Start Your Day with Something You Hate

When you have something boring or unpleasant to do, it’s natural to brush it off until later. Unfortunately, the more you ignore it, the more it sits in the back of your head, distracting you from finishing your other work.

Photo Courtesy: lucas Favre/Unsplash

If you know you have to get it done that day, try to make it the first thing you do after waking up. Getting it over with at the start of your day makes it much easier to do other, more enjoyable tasks for the rest of the day.

Slack Makes It Easy to Slack Off

If you communicate with coworkers using chat apps like Slack, you may be slowing down your productivity. The app claims it can “make people’s working lives simpler and more productive,” but beware. Being available on Slack all day makes it easy for others to distract you with comments that aren’t important.

Photo Courtesy: Chris Ratcliffe/Bloomberg/Getty Images

Being “always available” on apps like Slack could also be a main contributor to burnout. If your office requires you to use Slack, switch to its “compact” theme to silence notifications and mute unimportant group chats.

Sing to Yourself — Seriously

Believe it or not, singing provides benefits to your physical and emotional health. A University of Frankfurt study revealed singing boosts the immune system and lowers stress. Reduced stress and a stronger body are both super helpful when it comes to staying productive.

Photo Courtesy: Xevi Casanovas/Unsplash

This doesn’t mean you have to start singing in the middle of your office. Serenade yourself in the shower, or sing in your car on the way to work. The effects are long-lasting for your mental alertness, concentration and memory.

Be a Productive Procrastinator

Procrastination is inevitable for most people. The mind wanders from time to time, and that’s totally understandable. The key is to learn to benefit from your procrastination. This doesn’t include checking Facebook and Twitter every half-hour.

Photo Courtesy: Mohamed MAZOUZ/Unsplash

Instead of procrastinating with something that doesn’t benefit you, try something else. Set a goal to learn something beneficial so your brain can feel energized. Scrolling through tweets isn’t as stimulating to your brain as reading an article in The New York Times. When you go back to work, your brain will feel refreshed and energized.
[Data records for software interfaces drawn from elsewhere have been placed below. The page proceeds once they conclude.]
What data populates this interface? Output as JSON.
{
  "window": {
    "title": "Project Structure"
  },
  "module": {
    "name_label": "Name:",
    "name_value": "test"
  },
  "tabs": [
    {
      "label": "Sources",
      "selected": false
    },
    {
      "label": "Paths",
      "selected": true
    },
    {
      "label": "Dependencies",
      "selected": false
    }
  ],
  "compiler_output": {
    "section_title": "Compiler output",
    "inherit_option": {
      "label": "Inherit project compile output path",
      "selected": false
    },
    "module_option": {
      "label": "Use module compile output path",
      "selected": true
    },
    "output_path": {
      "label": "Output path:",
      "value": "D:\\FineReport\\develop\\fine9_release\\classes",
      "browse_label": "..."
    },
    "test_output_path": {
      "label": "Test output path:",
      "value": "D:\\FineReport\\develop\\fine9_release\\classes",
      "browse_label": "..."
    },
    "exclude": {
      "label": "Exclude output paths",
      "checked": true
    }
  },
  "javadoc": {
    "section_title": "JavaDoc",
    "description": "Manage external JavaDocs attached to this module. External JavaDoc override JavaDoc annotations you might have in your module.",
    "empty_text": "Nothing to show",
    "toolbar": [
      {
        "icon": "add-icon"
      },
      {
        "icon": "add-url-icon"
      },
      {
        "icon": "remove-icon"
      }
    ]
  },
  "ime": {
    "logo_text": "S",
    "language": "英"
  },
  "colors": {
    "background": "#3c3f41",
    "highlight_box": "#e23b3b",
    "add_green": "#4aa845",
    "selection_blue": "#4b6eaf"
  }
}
Devote a Part of Your Day to Learn Something New

Staying productive at your job means your brain needs to stay alert and energized. If you aren’t doing anything outside of your work to keep it engaged, your productivity can lag. Try and learn something new in your downtime to keep your brain energized at work.
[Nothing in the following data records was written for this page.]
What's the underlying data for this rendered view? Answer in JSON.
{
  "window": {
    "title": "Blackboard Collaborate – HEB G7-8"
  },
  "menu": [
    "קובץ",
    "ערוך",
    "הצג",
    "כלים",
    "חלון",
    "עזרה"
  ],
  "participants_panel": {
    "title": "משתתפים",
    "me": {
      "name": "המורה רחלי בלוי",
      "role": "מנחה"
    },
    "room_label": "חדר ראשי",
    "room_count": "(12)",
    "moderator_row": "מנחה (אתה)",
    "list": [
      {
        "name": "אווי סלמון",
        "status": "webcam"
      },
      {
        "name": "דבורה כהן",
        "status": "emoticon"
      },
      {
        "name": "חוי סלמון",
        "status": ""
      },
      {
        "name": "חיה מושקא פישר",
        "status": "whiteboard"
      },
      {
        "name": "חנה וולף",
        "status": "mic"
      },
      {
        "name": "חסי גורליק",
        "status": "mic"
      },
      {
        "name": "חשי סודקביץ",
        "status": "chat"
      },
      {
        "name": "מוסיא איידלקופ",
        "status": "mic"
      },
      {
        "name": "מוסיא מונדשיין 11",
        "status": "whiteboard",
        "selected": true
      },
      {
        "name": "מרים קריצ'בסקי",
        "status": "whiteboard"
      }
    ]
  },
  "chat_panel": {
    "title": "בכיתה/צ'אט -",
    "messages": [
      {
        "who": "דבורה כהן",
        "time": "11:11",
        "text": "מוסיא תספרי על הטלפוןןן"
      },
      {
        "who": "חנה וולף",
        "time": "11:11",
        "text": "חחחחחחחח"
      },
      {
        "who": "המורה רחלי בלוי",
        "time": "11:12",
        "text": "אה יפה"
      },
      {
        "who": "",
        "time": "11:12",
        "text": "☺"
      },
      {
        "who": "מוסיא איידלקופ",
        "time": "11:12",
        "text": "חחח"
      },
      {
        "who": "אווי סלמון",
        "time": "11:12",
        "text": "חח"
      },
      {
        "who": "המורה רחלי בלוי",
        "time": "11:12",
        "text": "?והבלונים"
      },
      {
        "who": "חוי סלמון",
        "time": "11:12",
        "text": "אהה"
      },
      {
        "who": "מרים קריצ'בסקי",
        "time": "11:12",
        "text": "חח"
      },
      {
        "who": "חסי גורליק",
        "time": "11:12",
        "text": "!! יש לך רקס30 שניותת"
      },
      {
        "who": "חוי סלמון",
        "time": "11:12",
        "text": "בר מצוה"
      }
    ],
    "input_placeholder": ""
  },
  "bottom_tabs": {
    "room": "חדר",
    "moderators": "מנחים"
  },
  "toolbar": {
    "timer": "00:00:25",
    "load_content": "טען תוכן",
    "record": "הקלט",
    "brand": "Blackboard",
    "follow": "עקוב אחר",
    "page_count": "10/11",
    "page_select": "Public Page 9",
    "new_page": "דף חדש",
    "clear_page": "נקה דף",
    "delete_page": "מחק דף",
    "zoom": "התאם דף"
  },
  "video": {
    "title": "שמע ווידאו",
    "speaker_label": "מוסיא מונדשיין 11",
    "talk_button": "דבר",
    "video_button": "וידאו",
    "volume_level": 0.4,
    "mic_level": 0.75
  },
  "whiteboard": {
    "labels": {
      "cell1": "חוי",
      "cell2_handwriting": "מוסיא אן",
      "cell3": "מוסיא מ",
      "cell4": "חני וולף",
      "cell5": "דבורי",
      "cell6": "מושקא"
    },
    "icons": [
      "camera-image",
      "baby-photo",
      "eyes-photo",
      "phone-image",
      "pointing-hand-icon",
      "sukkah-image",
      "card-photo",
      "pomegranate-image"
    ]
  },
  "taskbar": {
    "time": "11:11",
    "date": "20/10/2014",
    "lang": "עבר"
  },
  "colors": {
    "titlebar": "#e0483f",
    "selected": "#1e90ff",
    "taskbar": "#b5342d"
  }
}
Photo Courtesy: annie spratt/Unsplash

This doesn’t mean you should reach for Candy Crush or other distracting apps. Try learning a new language with an app like DuoLingo or read new recipes to try at home. Stimulating the brain in creative ways could help you think differently about other tasks.

Stop Making “Perfect” Your Goal

Everyone wants to do well at their job, but don’t take it to extremes by always striving for perfection. Being perfect means you can’t make any mistakes along the way, and that’s way too stressful on your emotional and physical health. People are always going to make mistakes, so doing a perfect job all the time is nearly impossible.

Photo Courtesy: Matthew Hamilton/Unsplash

Any mistakes you make along the way are chances to learn how to do better, and this also applies to productivity. If you try any of these life hacks to be more productive and they don’t work for you, try something else! There are many ways to boost your productivity (and your mood!) at the same time, and something is sure to work for you.